Founded: 2014
Headquarters: Kannapolis, North Carolina, & Banbury, England
Owner: Gene Haas
Key sponsors: Haas Automation, 1&1, Alpinestars, Cyrus Geneve, Home Deluxe, Ionos, Maui Jim, Pirelli, Schuberth, Champagne Taittinger, TransferMate Global Payments, Tricorp, Under Armour

When Gene Haas got the F1 itch, there weren’t exactly legions of racing enthusiasts bullish about an American operation re-entering the fray for the first time since 1986. The opportunity arose when four dreary world championship campaigns proved to be too much for UK-based Marussia, who notched zero points in the standings in three of those years — they sold their base of operations in Banbury, Oxfordshire to Haas.

Then, it was time to build an actual car.

Two years before the team’s proper Formula 1 debut, Haas picked Steiner, who had previously worked alongside the legendary Niki Lauda at Jaguar and Christian Horner at Red Bull, to fill out the operation from the ground up and work with Ferrari on a workable engine and Dallara on a chassis design. Eventually, Haas named him team principal.

The Haas F1 tale began with consecutive eighth-place finishes in the Constructor’s Championship before a breakthrough No. 5 finish in 2018 with Magnussen and Romain Grosjean behind the wheel. The three years since then have showcased no such luck, but K-Mag’s back-to-back points finishes at Bahrain and Saudi Arabia to begin the season amounted to the best start for a Haas driver since Grosjean in 2016.

2022 Haas F1 Drivers

Kevin Magnussen
  • No. 20 car
  • First driver since Lewis Hamilton with a podium finish in his F1 debut (2014 Australian GP)
  • Won an IMSA sports car race and competed in the IndyCar series in 2021 before returning to Haas this year
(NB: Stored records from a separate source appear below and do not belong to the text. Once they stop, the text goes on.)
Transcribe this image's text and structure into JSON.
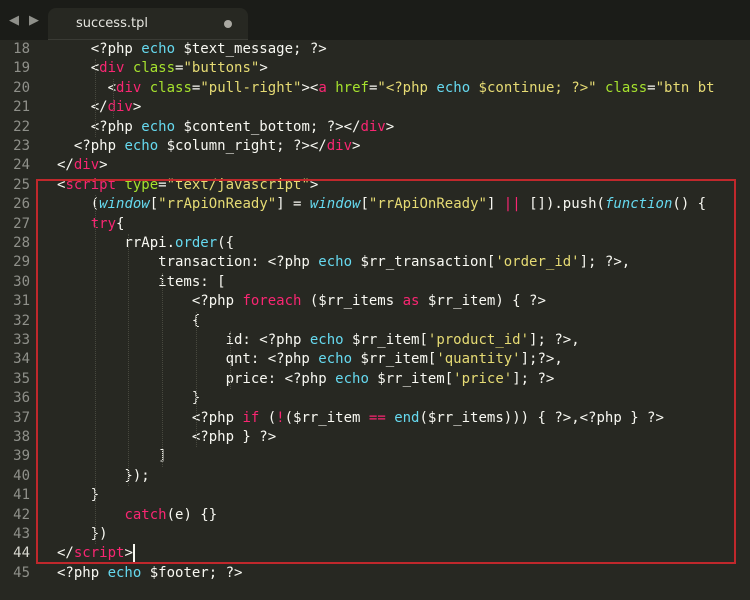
{
  "tab": {
    "filename": "success.tpl"
  },
  "nav": {
    "back_icon": "◀",
    "forward_icon": "▶"
  },
  "colors": {
    "background": "#272822",
    "highlight_border": "#c0282c",
    "tag": "#f92672",
    "attribute": "#a6e22e",
    "string": "#e6db74",
    "keyword": "#66d9ef"
  },
  "lines": [
    {
      "n": "18",
      "tokens": [
        [
          "p",
          "    <?php "
        ],
        [
          "e",
          "echo"
        ],
        [
          "p",
          " $text_message; ?>"
        ]
      ]
    },
    {
      "n": "19",
      "tokens": [
        [
          "p",
          "    <"
        ],
        [
          "t",
          "div"
        ],
        [
          "p",
          " "
        ],
        [
          "a",
          "class"
        ],
        [
          "p",
          "="
        ],
        [
          "s",
          "\"buttons\""
        ],
        [
          "p",
          ">"
        ]
      ]
    },
    {
      "n": "20",
      "tokens": [
        [
          "p",
          "      <"
        ],
        [
          "t",
          "div"
        ],
        [
          "p",
          " "
        ],
        [
          "a",
          "class"
        ],
        [
          "p",
          "="
        ],
        [
          "s",
          "\"pull-right\""
        ],
        [
          "p",
          "><"
        ],
        [
          "t",
          "a"
        ],
        [
          "p",
          " "
        ],
        [
          "a",
          "href"
        ],
        [
          "p",
          "="
        ],
        [
          "s",
          "\"<?php "
        ],
        [
          "e",
          "echo"
        ],
        [
          "s",
          " $continue; ?>\""
        ],
        [
          "p",
          " "
        ],
        [
          "a",
          "class"
        ],
        [
          "p",
          "="
        ],
        [
          "s",
          "\"btn bt"
        ]
      ]
    },
    {
      "n": "21",
      "tokens": [
        [
          "p",
          "    </"
        ],
        [
          "t",
          "div"
        ],
        [
          "p",
          ">"
        ]
      ]
    },
    {
      "n": "22",
      "tokens": [
        [
          "p",
          "    <?php "
        ],
        [
          "e",
          "echo"
        ],
        [
          "p",
          " $content_bottom; ?></"
        ],
        [
          "t",
          "div"
        ],
        [
          "p",
          ">"
        ]
      ]
    },
    {
      "n": "23",
      "tokens": [
        [
          "p",
          "  <?php "
        ],
        [
          "e",
          "echo"
        ],
        [
          "p",
          " $column_right; ?></"
        ],
        [
          "t",
          "div"
        ],
        [
          "p",
          ">"
        ]
      ]
    },
    {
      "n": "24",
      "tokens": [
        [
          "p",
          "</"
        ],
        [
          "t",
          "div"
        ],
        [
          "p",
          ">"
        ]
      ]
    },
    {
      "n": "25",
      "tokens": [
        [
          "p",
          "<"
        ],
        [
          "t",
          "script"
        ],
        [
          "p",
          " "
        ],
        [
          "a",
          "type"
        ],
        [
          "p",
          "="
        ],
        [
          "s",
          "\"text/javascript\""
        ],
        [
          "p",
          ">"
        ]
      ]
    },
    {
      "n": "26",
      "tokens": [
        [
          "p",
          "    ("
        ],
        [
          "i",
          "window"
        ],
        [
          "p",
          "["
        ],
        [
          "s",
          "\"rrApiOnReady\""
        ],
        [
          "p",
          "] = "
        ],
        [
          "i",
          "window"
        ],
        [
          "p",
          "["
        ],
        [
          "s",
          "\"rrApiOnReady\""
        ],
        [
          "p",
          "] "
        ],
        [
          "t",
          "||"
        ],
        [
          "p",
          " []).push("
        ],
        [
          "i",
          "function"
        ],
        [
          "p",
          "() {"
        ]
      ]
    },
    {
      "n": "27",
      "tokens": [
        [
          "p",
          "    "
        ],
        [
          "t",
          "try"
        ],
        [
          "p",
          "{"
        ]
      ]
    },
    {
      "n": "28",
      "tokens": [
        [
          "p",
          "        rrApi."
        ],
        [
          "e",
          "order"
        ],
        [
          "p",
          "({"
        ]
      ]
    },
    {
      "n": "29",
      "tokens": [
        [
          "p",
          "            transaction: <?php "
        ],
        [
          "e",
          "echo"
        ],
        [
          "p",
          " $rr_transaction["
        ],
        [
          "s",
          "'order_id'"
        ],
        [
          "p",
          "]; ?>,"
        ]
      ]
    },
    {
      "n": "30",
      "tokens": [
        [
          "p",
          "            items: ["
        ]
      ]
    },
    {
      "n": "31",
      "tokens": [
        [
          "p",
          "                <?php "
        ],
        [
          "t",
          "foreach"
        ],
        [
          "p",
          " ($rr_items "
        ],
        [
          "t",
          "as"
        ],
        [
          "p",
          " $rr_item) { ?>"
        ]
      ]
    },
    {
      "n": "32",
      "tokens": [
        [
          "p",
          "                {"
        ]
      ]
    },
    {
      "n": "33",
      "tokens": [
        [
          "p",
          "                    id: <?php "
        ],
        [
          "e",
          "echo"
        ],
        [
          "p",
          " $rr_item["
        ],
        [
          "s",
          "'product_id'"
        ],
        [
          "p",
          "]; ?>,"
        ]
      ]
    },
    {
      "n": "34",
      "tokens": [
        [
          "p",
          "                    qnt: <?php "
        ],
        [
          "e",
          "echo"
        ],
        [
          "p",
          " $rr_item["
        ],
        [
          "s",
          "'quantity'"
        ],
        [
          "p",
          "];?>,"
        ]
      ]
    },
    {
      "n": "35",
      "tokens": [
        [
          "p",
          "                    price: <?php "
        ],
        [
          "e",
          "echo"
        ],
        [
          "p",
          " $rr_item["
        ],
        [
          "s",
          "'price'"
        ],
        [
          "p",
          "]; ?>"
        ]
      ]
    },
    {
      "n": "36",
      "tokens": [
        [
          "p",
          "                }"
        ]
      ]
    },
    {
      "n": "37",
      "tokens": [
        [
          "p",
          "                <?php "
        ],
        [
          "t",
          "if"
        ],
        [
          "p",
          " ("
        ],
        [
          "t",
          "!"
        ],
        [
          "p",
          "($rr_item "
        ],
        [
          "t",
          "=="
        ],
        [
          "p",
          " "
        ],
        [
          "e",
          "end"
        ],
        [
          "p",
          "($rr_items))) { ?>,<?php } ?>"
        ]
      ]
    },
    {
      "n": "38",
      "tokens": [
        [
          "p",
          "                <?php } ?>"
        ]
      ]
    },
    {
      "n": "39",
      "tokens": [
        [
          "p",
          "            ]"
        ]
      ]
    },
    {
      "n": "40",
      "tokens": [
        [
          "p",
          "        });"
        ]
      ]
    },
    {
      "n": "41",
      "tokens": [
        [
          "p",
          "    }"
        ]
      ]
    },
    {
      "n": "42",
      "tokens": [
        [
          "p",
          "        "
        ],
        [
          "t",
          "catch"
        ],
        [
          "p",
          "(e) {}"
        ]
      ]
    },
    {
      "n": "43",
      "tokens": [
        [
          "p",
          "    })"
        ]
      ]
    },
    {
      "n": "44",
      "tokens": [
        [
          "p",
          "</"
        ],
        [
          "t",
          "script"
        ],
        [
          "p",
          ">"
        ]
      ]
    },
    {
      "n": "45",
      "tokens": [
        [
          "p",
          "<?php "
        ],
        [
          "e",
          "echo"
        ],
        [
          "p",
          " $footer; ?>"
        ]
      ]
    }
  ]
}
Magnussen’s Haas resurgence came about due to some unfortunate circumstances — if Russia hadn’t invaded Ukraine, it’s likely that Nikita Mazepin would still occupy his seat. But all’s well that ends well, and while he’s still seeking the first win of his F1 career, he’s the owner of two fastest laps, recording one each in 2018 and ’19 in addition to being just the second Danish-born driver to record a points finish.

The first? His father, Jan.

Mick Schumacher
  • No. 47 car
  • Son of seven-time world champion Michael Schumacher
  • 2020 Formula 2 champion with Prema Racing

After winning the F2 title in 2020 while also spending time as an F1 test driver for both Alfa Romeo and Haas, Mick Schumacher made his full-time Formula 1 debut in 2021. A product of the Ferrari Driver Academy, the 23-year-old is considered a potential prospect for the Prancing Horse in the years to come.

Haas’ F1 Championships & Milestones

Numbers reflect results through the 2022 Australian Grand Prix.

Constructor’s Championships: None
Driver’s Championships: None

All-time Formula 1 wins: None
F1 podiums: None
F1 poles: None
F1 fastest laps: 2

Sign up for our newsletter

Get on our list for weekly sports business, industry trends, interviews, and more.

About The Author
Sam Dunn
Sam Dunn
Sam Dunn is the Managing Editor of Boardroom. Before joining the team, he was an editor and multimedia talent for several sports and culture verticals at Minute Media and an editor, reporter, and site manager at SB Nation. A specialist in content strategy, copywriting, and SEO, he has additionally worked as a digital consultant in the corporate services, retail, and tech industries. He cannot be expected to be impartial on any matter regarding the Florida Gators or Atlanta Braves. Follow him on Twitter @RealFakeSamDunn.